• **SOURCE DATA**:
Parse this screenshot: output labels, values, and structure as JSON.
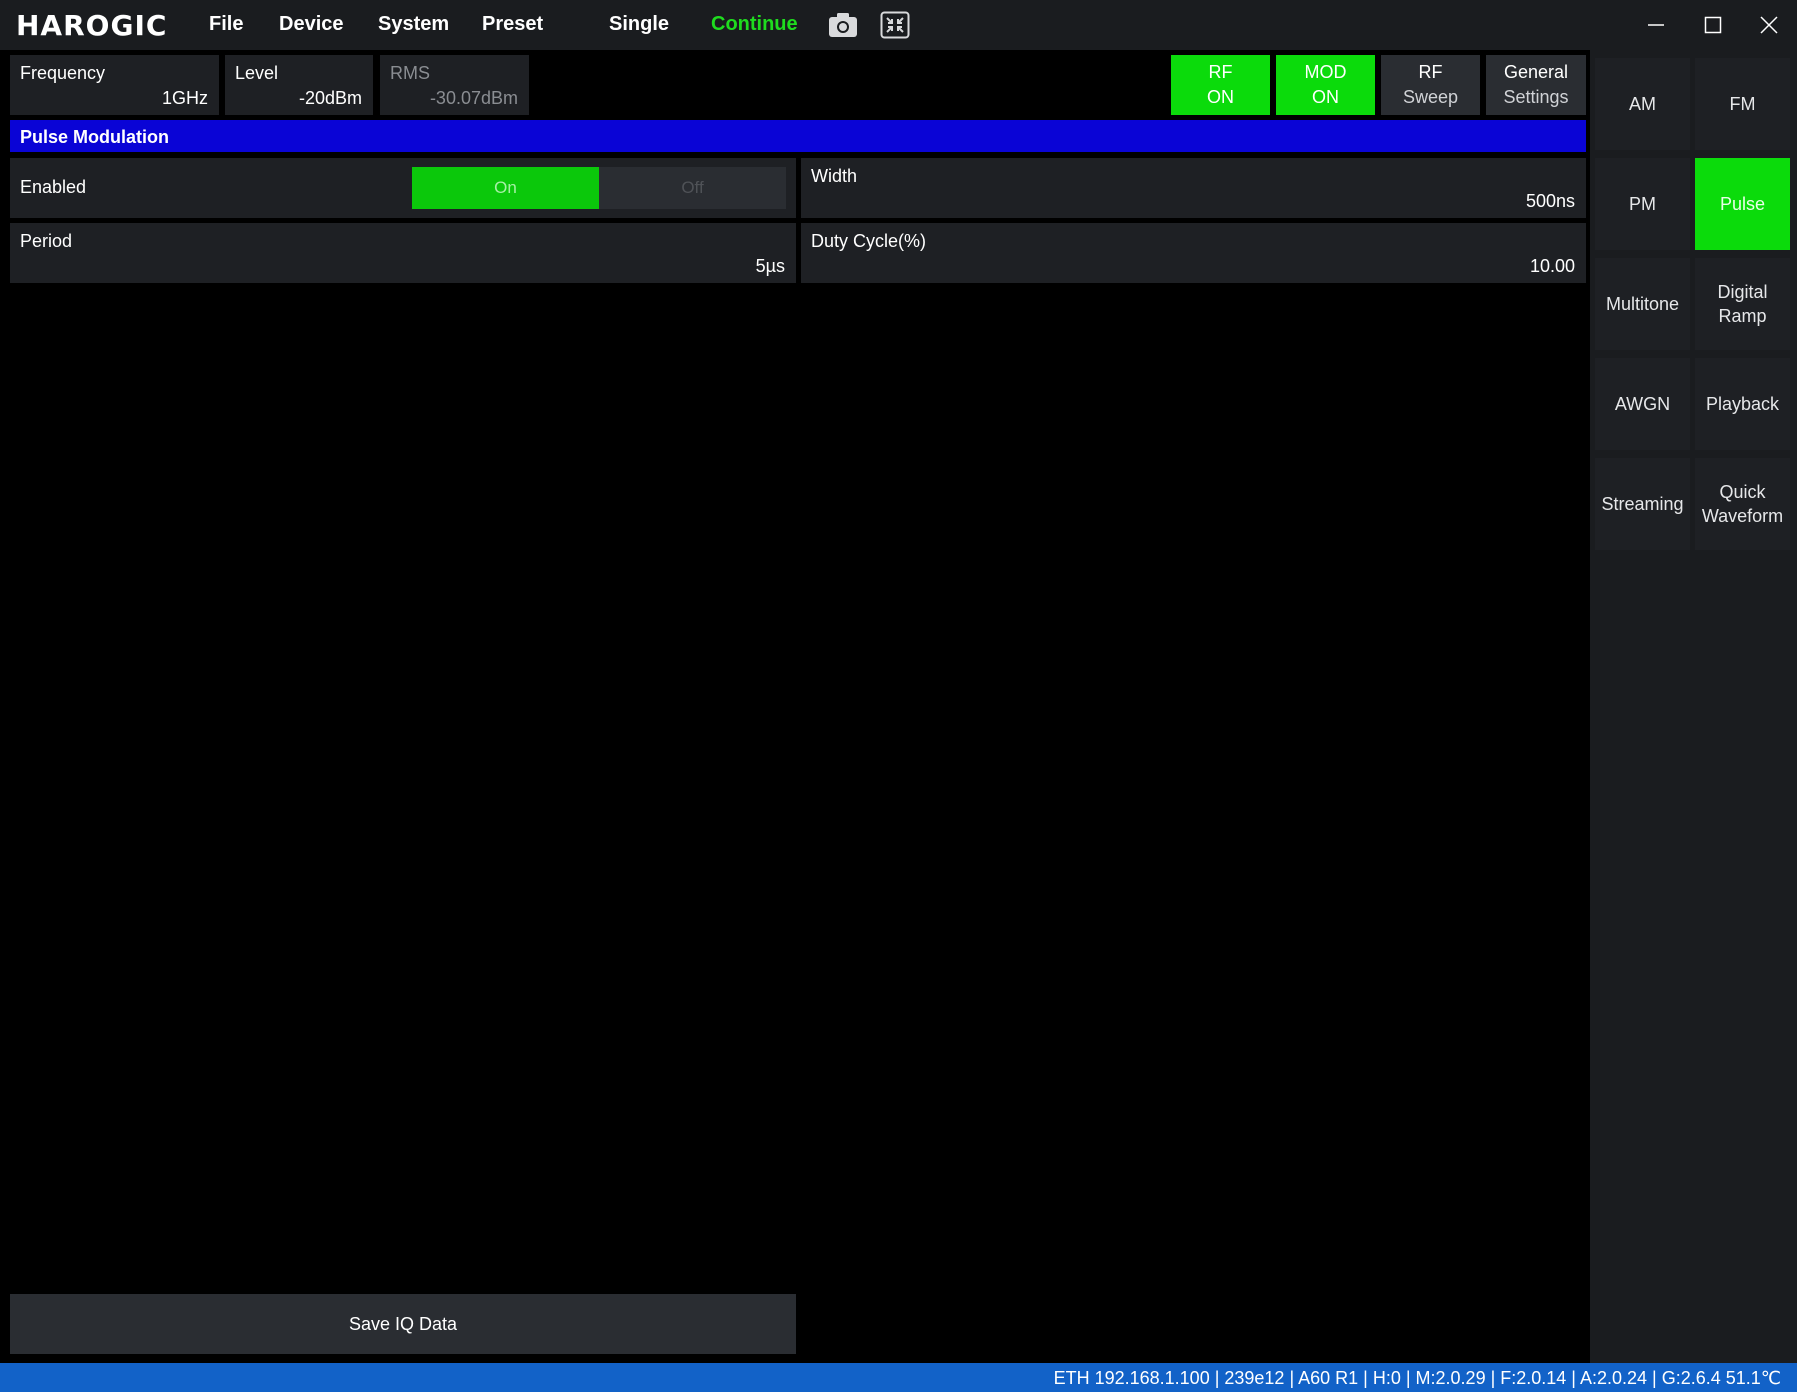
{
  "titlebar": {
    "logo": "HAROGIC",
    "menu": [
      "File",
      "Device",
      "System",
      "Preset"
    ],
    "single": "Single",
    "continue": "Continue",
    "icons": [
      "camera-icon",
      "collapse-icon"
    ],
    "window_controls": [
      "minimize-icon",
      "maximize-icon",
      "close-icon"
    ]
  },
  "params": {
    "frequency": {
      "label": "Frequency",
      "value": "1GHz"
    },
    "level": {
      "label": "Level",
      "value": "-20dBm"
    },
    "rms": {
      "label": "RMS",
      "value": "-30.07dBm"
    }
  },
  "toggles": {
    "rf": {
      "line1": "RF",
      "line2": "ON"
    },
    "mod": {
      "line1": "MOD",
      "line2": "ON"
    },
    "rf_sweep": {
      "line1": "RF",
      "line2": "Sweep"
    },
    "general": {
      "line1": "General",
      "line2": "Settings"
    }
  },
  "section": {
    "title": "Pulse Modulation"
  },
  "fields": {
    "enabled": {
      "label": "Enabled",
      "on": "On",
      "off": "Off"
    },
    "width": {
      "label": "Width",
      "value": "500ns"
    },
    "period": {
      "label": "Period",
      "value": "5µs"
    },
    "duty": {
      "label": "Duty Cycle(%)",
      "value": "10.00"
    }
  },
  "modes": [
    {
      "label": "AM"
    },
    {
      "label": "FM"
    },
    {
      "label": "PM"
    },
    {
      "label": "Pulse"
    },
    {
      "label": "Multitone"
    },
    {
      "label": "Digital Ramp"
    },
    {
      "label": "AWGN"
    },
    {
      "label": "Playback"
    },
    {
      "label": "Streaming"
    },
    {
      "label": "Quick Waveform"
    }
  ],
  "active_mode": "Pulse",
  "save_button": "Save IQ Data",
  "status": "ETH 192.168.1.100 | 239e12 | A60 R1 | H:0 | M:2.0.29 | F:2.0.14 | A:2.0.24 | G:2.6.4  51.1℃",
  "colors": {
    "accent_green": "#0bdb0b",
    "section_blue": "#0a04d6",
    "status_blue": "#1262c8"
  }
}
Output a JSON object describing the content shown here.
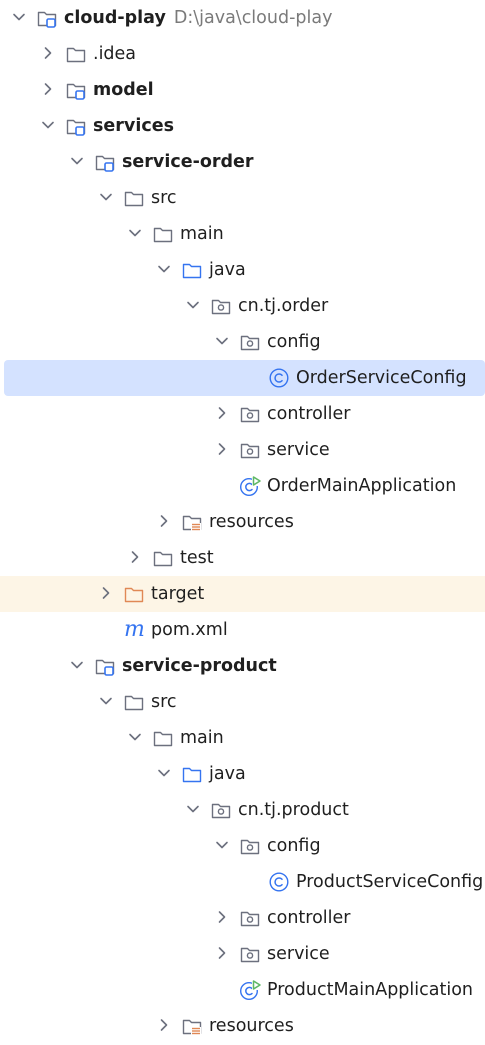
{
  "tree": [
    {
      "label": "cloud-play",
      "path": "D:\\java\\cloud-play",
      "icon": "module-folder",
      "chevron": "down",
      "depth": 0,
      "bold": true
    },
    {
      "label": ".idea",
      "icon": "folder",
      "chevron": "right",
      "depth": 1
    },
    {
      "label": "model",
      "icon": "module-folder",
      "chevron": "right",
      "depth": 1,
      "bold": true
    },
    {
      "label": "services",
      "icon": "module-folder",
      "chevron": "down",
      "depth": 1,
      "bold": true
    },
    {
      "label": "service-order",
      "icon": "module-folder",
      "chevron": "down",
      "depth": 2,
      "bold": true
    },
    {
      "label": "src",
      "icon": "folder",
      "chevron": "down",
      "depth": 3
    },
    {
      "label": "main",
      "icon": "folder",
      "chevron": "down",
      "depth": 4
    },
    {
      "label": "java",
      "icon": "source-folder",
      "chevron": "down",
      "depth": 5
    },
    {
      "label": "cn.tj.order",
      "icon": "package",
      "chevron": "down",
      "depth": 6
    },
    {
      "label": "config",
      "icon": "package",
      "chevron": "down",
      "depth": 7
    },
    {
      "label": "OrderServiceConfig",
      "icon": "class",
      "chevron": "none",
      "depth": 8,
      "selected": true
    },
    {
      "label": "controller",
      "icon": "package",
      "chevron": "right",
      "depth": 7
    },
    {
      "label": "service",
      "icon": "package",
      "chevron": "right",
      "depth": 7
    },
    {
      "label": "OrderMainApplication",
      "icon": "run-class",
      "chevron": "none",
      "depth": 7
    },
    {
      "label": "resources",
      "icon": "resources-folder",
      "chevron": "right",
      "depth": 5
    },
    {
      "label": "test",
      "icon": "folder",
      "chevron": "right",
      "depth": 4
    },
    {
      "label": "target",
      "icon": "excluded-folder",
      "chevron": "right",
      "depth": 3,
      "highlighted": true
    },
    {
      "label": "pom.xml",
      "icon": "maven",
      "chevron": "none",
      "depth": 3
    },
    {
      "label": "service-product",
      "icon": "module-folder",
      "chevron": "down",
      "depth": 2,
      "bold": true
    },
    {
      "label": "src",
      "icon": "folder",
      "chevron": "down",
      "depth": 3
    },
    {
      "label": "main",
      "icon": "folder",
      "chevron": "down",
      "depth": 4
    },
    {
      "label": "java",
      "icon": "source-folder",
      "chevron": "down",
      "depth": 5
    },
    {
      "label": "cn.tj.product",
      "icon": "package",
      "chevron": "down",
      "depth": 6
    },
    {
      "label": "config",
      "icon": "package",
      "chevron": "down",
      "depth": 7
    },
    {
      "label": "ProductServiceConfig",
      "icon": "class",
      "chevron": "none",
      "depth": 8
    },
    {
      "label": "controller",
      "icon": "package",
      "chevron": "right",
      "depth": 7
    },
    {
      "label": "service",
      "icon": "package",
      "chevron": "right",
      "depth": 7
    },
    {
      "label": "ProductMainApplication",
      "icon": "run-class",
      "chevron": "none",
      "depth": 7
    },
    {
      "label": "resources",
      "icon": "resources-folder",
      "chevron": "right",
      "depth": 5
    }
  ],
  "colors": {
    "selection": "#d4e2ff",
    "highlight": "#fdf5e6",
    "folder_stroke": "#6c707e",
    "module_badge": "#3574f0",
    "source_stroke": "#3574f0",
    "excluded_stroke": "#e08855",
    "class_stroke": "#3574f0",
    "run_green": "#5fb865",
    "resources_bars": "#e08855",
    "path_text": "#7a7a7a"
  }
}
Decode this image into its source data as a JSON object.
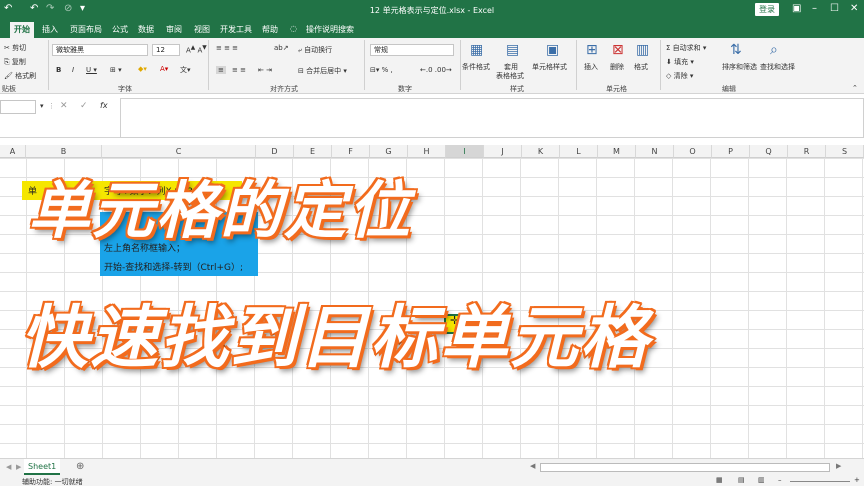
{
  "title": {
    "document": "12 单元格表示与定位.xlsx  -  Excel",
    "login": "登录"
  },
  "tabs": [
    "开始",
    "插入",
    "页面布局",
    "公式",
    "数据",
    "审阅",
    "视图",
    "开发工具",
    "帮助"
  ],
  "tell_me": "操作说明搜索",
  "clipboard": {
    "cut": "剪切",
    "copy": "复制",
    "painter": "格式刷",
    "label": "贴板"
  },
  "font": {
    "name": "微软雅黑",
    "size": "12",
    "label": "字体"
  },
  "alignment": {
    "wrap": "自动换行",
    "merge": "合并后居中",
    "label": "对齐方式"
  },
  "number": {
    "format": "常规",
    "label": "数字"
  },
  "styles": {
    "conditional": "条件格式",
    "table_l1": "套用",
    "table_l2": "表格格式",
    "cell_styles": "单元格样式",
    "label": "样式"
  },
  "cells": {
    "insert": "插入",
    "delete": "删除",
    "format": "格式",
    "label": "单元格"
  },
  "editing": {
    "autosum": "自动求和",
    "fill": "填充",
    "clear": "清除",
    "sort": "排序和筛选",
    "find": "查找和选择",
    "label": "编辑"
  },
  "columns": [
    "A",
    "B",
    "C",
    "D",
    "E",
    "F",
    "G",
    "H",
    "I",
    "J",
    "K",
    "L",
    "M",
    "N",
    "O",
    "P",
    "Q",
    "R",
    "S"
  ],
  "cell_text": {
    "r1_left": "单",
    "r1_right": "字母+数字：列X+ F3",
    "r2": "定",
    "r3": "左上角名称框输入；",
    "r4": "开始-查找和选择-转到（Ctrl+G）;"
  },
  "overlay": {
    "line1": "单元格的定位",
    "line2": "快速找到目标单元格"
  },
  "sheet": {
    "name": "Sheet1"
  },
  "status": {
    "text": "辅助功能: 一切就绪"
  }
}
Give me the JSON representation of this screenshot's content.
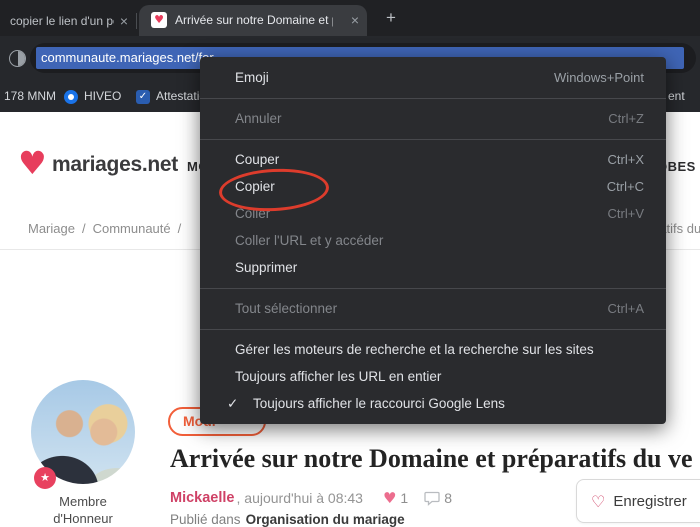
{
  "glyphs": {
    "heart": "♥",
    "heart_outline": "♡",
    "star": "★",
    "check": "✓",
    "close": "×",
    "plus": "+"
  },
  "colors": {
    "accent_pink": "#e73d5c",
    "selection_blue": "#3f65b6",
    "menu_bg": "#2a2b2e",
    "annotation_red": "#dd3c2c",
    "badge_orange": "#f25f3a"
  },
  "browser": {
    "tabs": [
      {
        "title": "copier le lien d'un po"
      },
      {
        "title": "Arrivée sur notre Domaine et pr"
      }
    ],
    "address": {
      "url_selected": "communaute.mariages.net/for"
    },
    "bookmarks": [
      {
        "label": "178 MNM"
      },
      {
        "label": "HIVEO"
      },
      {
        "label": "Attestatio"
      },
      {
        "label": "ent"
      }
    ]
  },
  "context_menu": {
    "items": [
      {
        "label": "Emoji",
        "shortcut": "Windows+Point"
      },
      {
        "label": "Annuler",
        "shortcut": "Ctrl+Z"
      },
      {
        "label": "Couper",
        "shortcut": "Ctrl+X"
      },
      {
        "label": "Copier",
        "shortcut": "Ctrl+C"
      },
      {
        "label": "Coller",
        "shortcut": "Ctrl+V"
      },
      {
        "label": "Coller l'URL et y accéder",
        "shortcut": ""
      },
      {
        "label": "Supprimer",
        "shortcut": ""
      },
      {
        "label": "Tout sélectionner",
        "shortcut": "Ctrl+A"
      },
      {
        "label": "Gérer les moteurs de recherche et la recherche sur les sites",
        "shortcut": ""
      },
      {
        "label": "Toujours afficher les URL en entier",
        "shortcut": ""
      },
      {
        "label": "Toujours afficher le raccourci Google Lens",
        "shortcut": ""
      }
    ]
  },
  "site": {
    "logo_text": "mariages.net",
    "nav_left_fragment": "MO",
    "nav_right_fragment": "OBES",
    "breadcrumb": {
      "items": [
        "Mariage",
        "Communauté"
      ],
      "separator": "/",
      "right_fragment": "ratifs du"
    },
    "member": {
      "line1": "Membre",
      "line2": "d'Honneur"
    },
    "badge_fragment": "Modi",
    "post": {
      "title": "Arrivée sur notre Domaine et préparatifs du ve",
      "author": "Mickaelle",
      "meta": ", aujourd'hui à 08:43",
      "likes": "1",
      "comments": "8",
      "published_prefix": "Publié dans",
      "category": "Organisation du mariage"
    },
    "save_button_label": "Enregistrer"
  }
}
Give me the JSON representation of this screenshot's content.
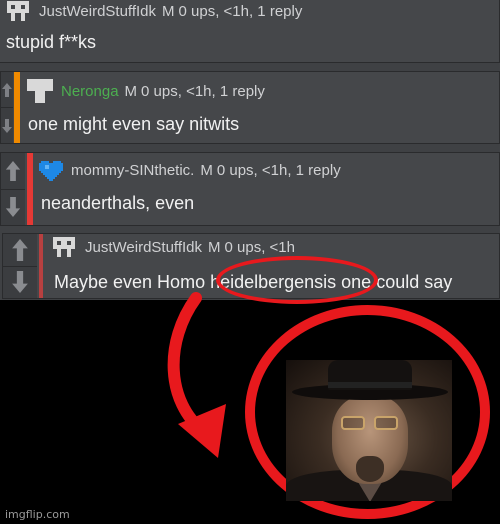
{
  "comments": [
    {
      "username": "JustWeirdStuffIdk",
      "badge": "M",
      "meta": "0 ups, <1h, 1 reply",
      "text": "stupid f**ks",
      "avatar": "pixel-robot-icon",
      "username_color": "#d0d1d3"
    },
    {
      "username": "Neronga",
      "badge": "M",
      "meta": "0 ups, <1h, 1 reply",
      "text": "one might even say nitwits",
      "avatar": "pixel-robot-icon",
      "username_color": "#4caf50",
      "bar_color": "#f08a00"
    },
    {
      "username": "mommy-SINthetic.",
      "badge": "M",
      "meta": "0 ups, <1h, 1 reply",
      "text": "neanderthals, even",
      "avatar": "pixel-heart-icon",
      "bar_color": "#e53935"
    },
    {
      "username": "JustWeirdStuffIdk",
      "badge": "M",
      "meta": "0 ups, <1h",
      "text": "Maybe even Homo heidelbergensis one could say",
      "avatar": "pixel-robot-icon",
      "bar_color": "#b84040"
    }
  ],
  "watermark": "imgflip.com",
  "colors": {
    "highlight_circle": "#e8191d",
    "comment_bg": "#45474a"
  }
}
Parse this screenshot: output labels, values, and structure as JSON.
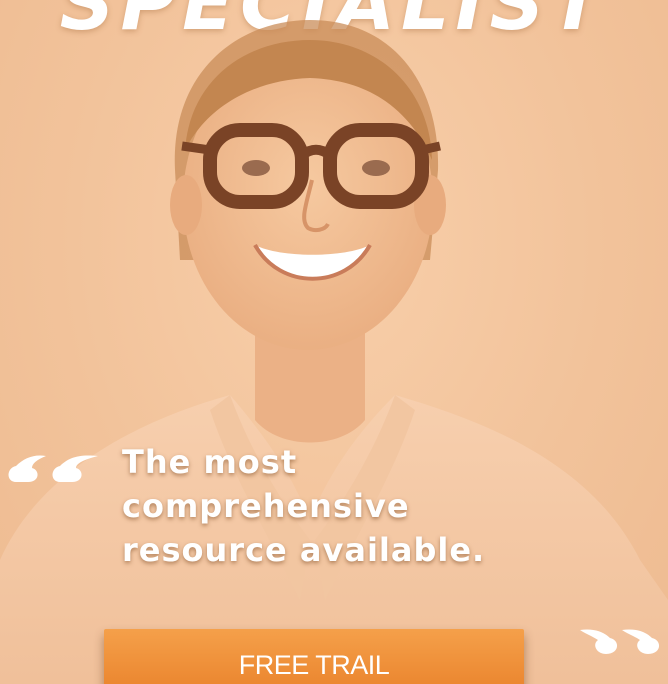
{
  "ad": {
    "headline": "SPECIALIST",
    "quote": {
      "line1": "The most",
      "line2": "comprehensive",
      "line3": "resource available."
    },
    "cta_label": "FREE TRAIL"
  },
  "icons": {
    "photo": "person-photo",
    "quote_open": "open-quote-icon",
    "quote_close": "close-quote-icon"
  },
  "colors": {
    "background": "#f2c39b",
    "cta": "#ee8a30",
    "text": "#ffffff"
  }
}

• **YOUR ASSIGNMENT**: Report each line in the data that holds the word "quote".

• **ANSWER SECTION**:
    "quote": {
    "quote_open": "open-quote-icon",
    "quote_close": "close-quote-icon"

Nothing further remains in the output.